Elizabeth and Zachariah, Parents of John the Baptist (d. I cent.). Zachariah was a priest in the Jerusalem temple, which was not a job for wimps. (If you checked “yes” next to “Are you a wimp?” they threw your application away.) His wife, Elizabeth, was cousin to the Theotokos*, and barren. (They always blamed the woman. Of course they didn’t have microscopes and, um,—moving on.) One day the archangel Gabriel appeared to Zachariah, saying, “Fear not! Y’all will have a son! CALL HIM JOHN (This Is Not Optional), and he’ll be one heckuva guy. Oh, and see he doesn’t drink booze.” Zachariah retorted, “Look, I’m a geezer and my wife is no spring chicken.” Gabriel replied, “If that’s how you want to play it, you will be silent and unable to speak until the kid’s born.” And so it came to pass. After Zachariah went home and certain things happened, Elizabeth did in fact conceive. At her age this was a high-risk pregnancy, so she kept hidden until she was about five months along.

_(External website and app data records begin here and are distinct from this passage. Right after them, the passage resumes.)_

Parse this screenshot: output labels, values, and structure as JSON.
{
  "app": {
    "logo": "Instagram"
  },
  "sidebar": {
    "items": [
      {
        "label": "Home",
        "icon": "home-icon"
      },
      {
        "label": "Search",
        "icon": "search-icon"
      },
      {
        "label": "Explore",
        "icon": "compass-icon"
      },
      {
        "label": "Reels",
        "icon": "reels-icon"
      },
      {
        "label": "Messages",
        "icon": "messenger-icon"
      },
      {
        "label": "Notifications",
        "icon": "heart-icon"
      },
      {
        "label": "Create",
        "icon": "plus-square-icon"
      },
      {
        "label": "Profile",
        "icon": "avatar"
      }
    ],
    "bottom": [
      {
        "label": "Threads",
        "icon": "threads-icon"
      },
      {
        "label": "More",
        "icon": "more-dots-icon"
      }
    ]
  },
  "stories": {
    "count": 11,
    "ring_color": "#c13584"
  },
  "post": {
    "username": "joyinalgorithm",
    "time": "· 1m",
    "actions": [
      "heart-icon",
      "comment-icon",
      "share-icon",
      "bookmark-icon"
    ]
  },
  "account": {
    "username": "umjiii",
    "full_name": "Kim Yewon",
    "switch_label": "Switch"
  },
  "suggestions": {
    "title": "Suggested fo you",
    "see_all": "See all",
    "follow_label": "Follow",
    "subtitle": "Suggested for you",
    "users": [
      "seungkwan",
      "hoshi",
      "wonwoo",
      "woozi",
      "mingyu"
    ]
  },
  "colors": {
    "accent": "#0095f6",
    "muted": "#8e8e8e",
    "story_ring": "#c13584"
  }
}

When John was born, Elizabeth’s neighbors and relatives rejoiced. (Zachariah’s relatives are not mentioned. I’m stumped as to why.) At the christening—wait, wrong religion. At the circumcision they were going to name him “Zachariah,” but Elizabeth insisted on “John the Baptist.” (Well, just “John.” The “Baptist” thing came later.) All eyes turned to Zach, who called for a legal pad and wrote, “What she said.” His tongue was loosed and his mouth was opened (good thing he could breathe through his nose) (wait, how did he eat for nine months?), and he praised God, and everyone wondered what kind of kid this kid would be. (One heckuva guy, of course.)
Ultimately Zachariah was murdered “between the sanctuary and the altar” (Mt. 23:35) for (tradition tells us) refusing to disclose the location of Elizabeth and John, who were hiding from the murderous Herod.
Teresa of Calcutta (1910–1997) was born in Skopje (modern Macedonia) to Kosovan parents, and decided at age 12 that she wanted to be a nun in India. At 18 she joined the Sisters of Loreto (not to be confused with the Sisters of Laredo, who had a cooler theme song), and removed to Ireland to learn English with a brogue. Soon she was in India, learning Bengali, taking the name Teresa (the Spanish spelling of Thérèse (de Lisieux)), and dropping the name “Agnes” like a hot samosa.
She taught in the convent school, but was increasingly drawn to the poor. In 1948 she followed what she called “the call within the call,” donned a simple white sari (with a fetching blue border), got some medical training, became an Indian citizen, and started working among the poorest of the poor. The work was grueling, and at times she was tempted to go back to the relative cushiness of the convent, but she stuck it out, and in short order founded the Missionaries of Charity, starting with a crew of 13. The sisters opened homes for the dying, orphans, lepers, and so on, and the order grew to include a men’s congregation, tertiaries*, and like that. They now operate 610 missions in 123 countries.
Mother Teresa, as she came to be called, had a heart attack in 1983, and a series of other health issues led to her resignation as head of the M.C. in early 1997, and her death later that year. Although she has received criticism, both before and after her death, she was fast-tracked for beatification by Pope John Paul II, and is widely considered a modern-day saint by Catholics and non-Catholics alike. She was canonized in 2016 by Pope Francis. If the non-Catholics canonized her, I could not find a date.